One Trader Says "Don't Fight The Fed...Or SWFs, Or SNB, Or Buybacks"

There is no end to the list of 'real world' problems underlying cuirrent equity market price levels and velocities (slumping 'hard' economic data, record high valuations, global thermonuclear war, Washington uncertainty, Fed balance sheet normalization to name a few). However, as former fund manager Richard Breslow points out, "equities continue to have friends in high places." In other words, there's a lot more to fight than just 'The Fed'.

Via Bloomberg,

When most asset prices go up or down we talk in terms of some investing dynamic thesis. There’s a theory, a set of facts and forecasts and then we see how it plays out. What iron ore or wheat futures end up doing today affects the P/L, if you have a position, but it doesn’t validate your worth as a human being.

Not so with equity prices. Especially indexes.

It’s become a matter of principle to equate falling prices as proof that the investing citizenry is finally taking a stand against tyranny and rising prices as a craven capitulation. Looking at the markets through this prism is a logical consequence stemming from the seeming failure of more mundane analysis to explain what’s going on.

Commentators have fallen into the trap of assuming every equity investor is a day trader. The reality is only at the very margins are buy and sell decisions based on anything likely to be said or done today, tomorrow or even a year from now.


We see the market move and assume everyone is thinking the same way, has the same objectives and constraints, and will, for some reason, be forced to react. Except for the little people, equities have become the ultimate in long-term plays and that has to be taken into consideration no matter the laundry list of potential negatives it’s easy to concoct.


Norway enjoys the world’s largest sovereign wealth fund. It has steadily been increasing its percentage allocation to equities. And has been mandated to step it up even more. They’re looking to put another $100 billion into the market even though they already own 1.3% of global equities. That’s not a typo and it represents very sticky money.


Just listen to the comment from the fund’s deputy chief executive Trond Grande, “We don’t have any views on whether the market is priced high or low, whether bonds and stocks are expensive or cheap.”




They also share the investing attitude of Denmark’s largest private pension fund.
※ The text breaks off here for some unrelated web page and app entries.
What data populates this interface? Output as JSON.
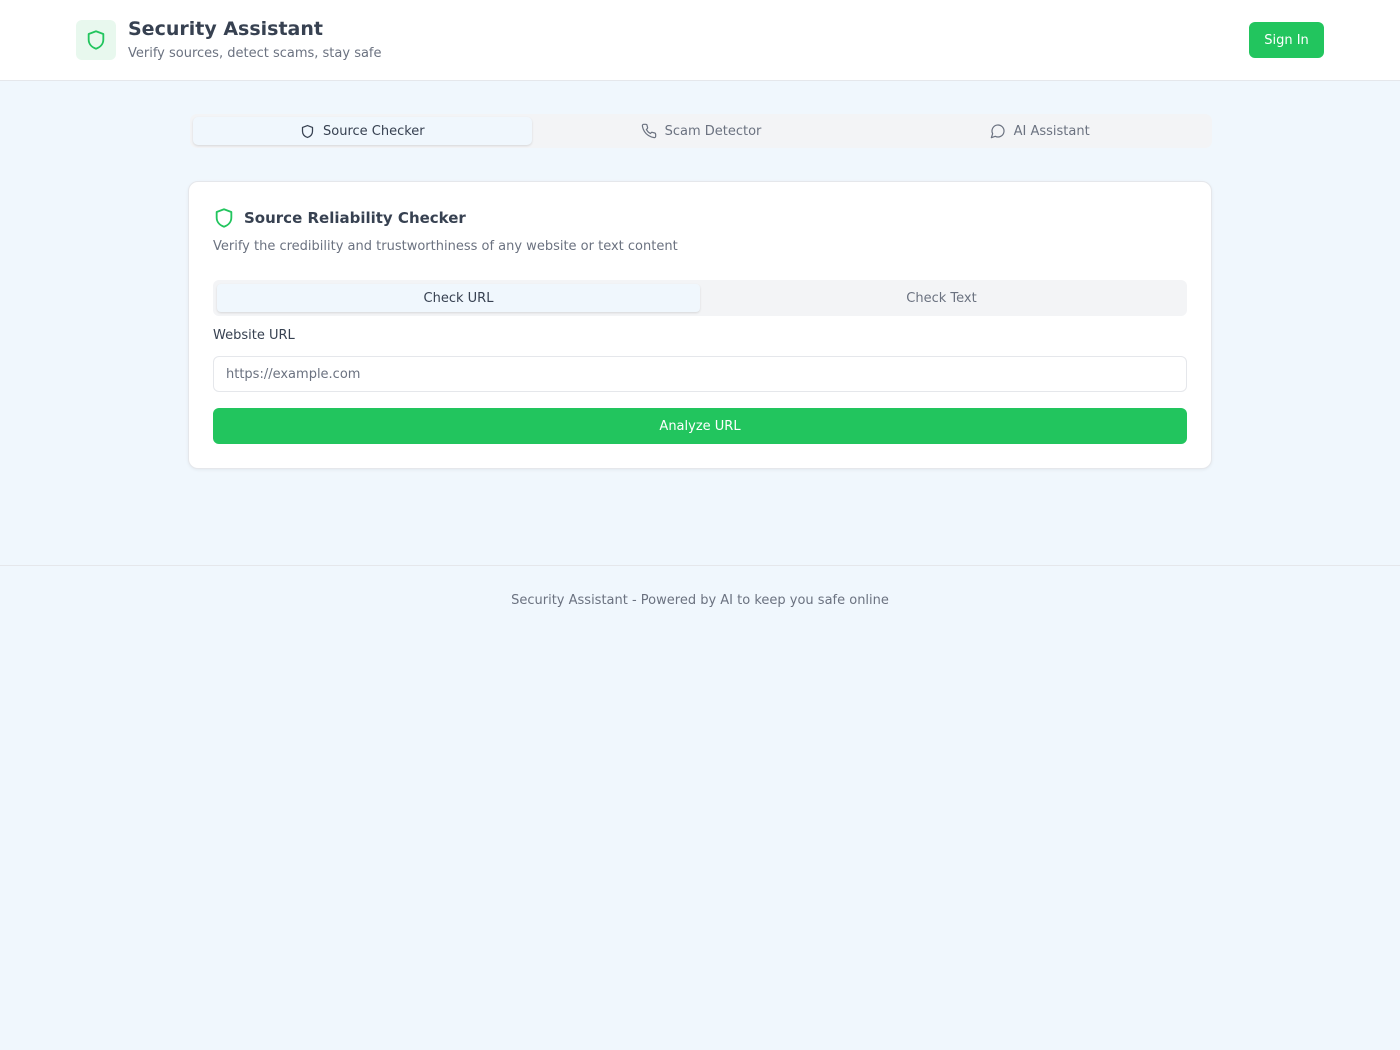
{
  "header": {
    "title": "Security Assistant",
    "subtitle": "Verify sources, detect scams, stay safe",
    "sign_in_label": "Sign In"
  },
  "main_tabs": [
    {
      "label": "Source Checker",
      "icon": "shield-icon",
      "active": true
    },
    {
      "label": "Scam Detector",
      "icon": "phone-icon",
      "active": false
    },
    {
      "label": "AI Assistant",
      "icon": "chat-bubble-icon",
      "active": false
    }
  ],
  "card": {
    "title": "Source Reliability Checker",
    "description": "Verify the credibility and trustworthiness of any website or text content",
    "sub_tabs": [
      {
        "label": "Check URL",
        "active": true
      },
      {
        "label": "Check Text",
        "active": false
      }
    ],
    "field_label": "Website URL",
    "input_value": "",
    "input_placeholder": "https://example.com",
    "analyze_label": "Analyze URL"
  },
  "footer": {
    "text": "Security Assistant - Powered by AI to keep you safe online"
  },
  "colors": {
    "accent": "#22c55e",
    "background": "#f0f7fd",
    "text": "#374151",
    "muted": "#6b7280"
  }
}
Brace yourself, this might hurt. They spend less and less time thinking about current politics, because despite the news drumbeat, “politics and economics have decoupled a lot in recent years.” That was the comment from the CEO of the Danish fund, not me. And he has oodles of money to put to work.


And need I tell you that the SNB’s U.S. equity portfolio amounted to $84.3 billion at the end of June, up from $62.4 billion last November? Lest you think this is just another government entity throwing the dice on behalf of future generations, the SNB has private investors, too. Did you know that a German businessman owns over 6% of the bank?
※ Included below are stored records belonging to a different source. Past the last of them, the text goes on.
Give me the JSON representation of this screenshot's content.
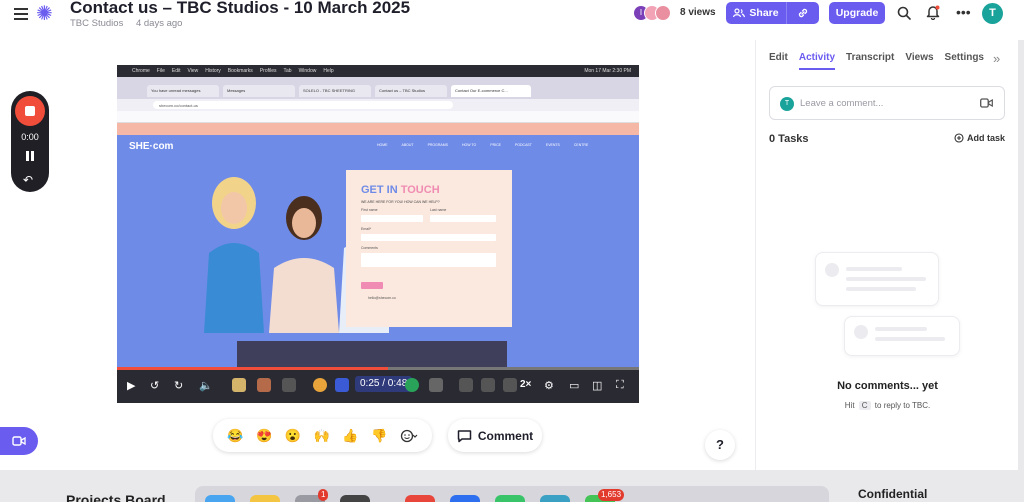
{
  "header": {
    "title": "Contact us – TBC Studios - 10 March 2025",
    "owner": "TBC Studios",
    "time_ago": "4 days ago",
    "views_label": "8 views",
    "viewer_initial": "I",
    "share_label": "Share",
    "upgrade_label": "Upgrade",
    "user_initial": "T"
  },
  "recorder": {
    "time": "0:00"
  },
  "video": {
    "mac_menu": [
      "Chrome",
      "File",
      "Edit",
      "View",
      "History",
      "Bookmarks",
      "Profiles",
      "Tab",
      "Window",
      "Help"
    ],
    "clock": "Mon 17 Mar 2:30 PM",
    "tabs": [
      "You have unread messages",
      "Messages",
      "SOLELO - TBC SHEETRING",
      "Contact us – TBC Studios",
      "Contact Our E-commerce C..."
    ],
    "url": "shecom.co/contact-us",
    "site_logo": "SHE·com",
    "site_nav": [
      "HOME",
      "ABOUT",
      "PROGRAMS",
      "HOW TO",
      "PRICE",
      "PODCAST",
      "EVENTS",
      "CENTRE"
    ],
    "card_title_a": "GET IN",
    "card_title_b": "TOUCH",
    "card_sub": "WE ARE HERE FOR YOU! HOW CAN WE HELP?",
    "field_first": "First name",
    "field_last": "Last name",
    "field_email": "Email*",
    "field_comments": "Comments",
    "card_email": "hello@shecom.co",
    "timecode": "0:25 / 0:48",
    "speed": "2×",
    "progress": 0.52
  },
  "reactions": [
    "😂",
    "😍",
    "😮",
    "🙌",
    "👍",
    "👎"
  ],
  "comment_label": "Comment",
  "help_label": "?",
  "panel": {
    "tabs": [
      "Edit",
      "Activity",
      "Transcript",
      "Views",
      "Settings"
    ],
    "active_tab": "Activity",
    "comment_placeholder": "Leave a comment...",
    "commenter_initial": "T",
    "tasks_label": "0 Tasks",
    "add_task_label": "Add task",
    "empty_title": "No comments... yet",
    "hint_pre": "Hit",
    "hint_key": "C",
    "hint_post": "to reply to TBC."
  },
  "desktop": {
    "left_text": "Projects Board",
    "right_text": "Confidential",
    "badge_1": "1",
    "badge_2": "1,653"
  },
  "colors": {
    "accent": "#6b5cf0",
    "record_red": "#f04d3a",
    "avatar_teal": "#1aa39a"
  }
}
Looking at VWAP over some arbitrary period of time and concluding it will force investing decisions is the ultimate in mistaking the trees for the forest. Again, you can’t take a day trading concept and graft it onto the big picture. If any trading takes place based on it, there’s just a transfer of positions from weak to stronger hands. It’s a big part of why buying the dip always happens. It’s not done to frustrate you.


And then, of course, there are those pesky stock buyback programs. Whether they are ill-advised and dangerous, or not, they are a steady one way flow only increasing the scarcity value of the shares.



[ZH: Cuts in the amount of stock that U.S. companies are buying back are likely to persist, according to Andrew Lapthorne, global head of quantitative strategy at Societe Generale SA. In a report Wednesday, he cited an increasing debt burden and a tendency for repurchasers “to be the weakest and cheapest” companies relative to peers. Buybacks by S&P 500 Index companies peaked in June 2016 and dropped 14 percent through Wednesday on a per-share basis, according to capital-stock data compiled by Bloomberg.]


I’ve no idea whether the market is going up or down. I can see the benefits of both outcomes. Although I would note that in the face of great provocation, equities remain a lot closer to all-time highs than any other measure. I just would caution against using bad logic to analyze a market, whether it turns out to be correct or not.

The question is, can the SNB and Norwegian SWF replace the buying power and leverage implicit in The Fed's policy-constant of the last few years?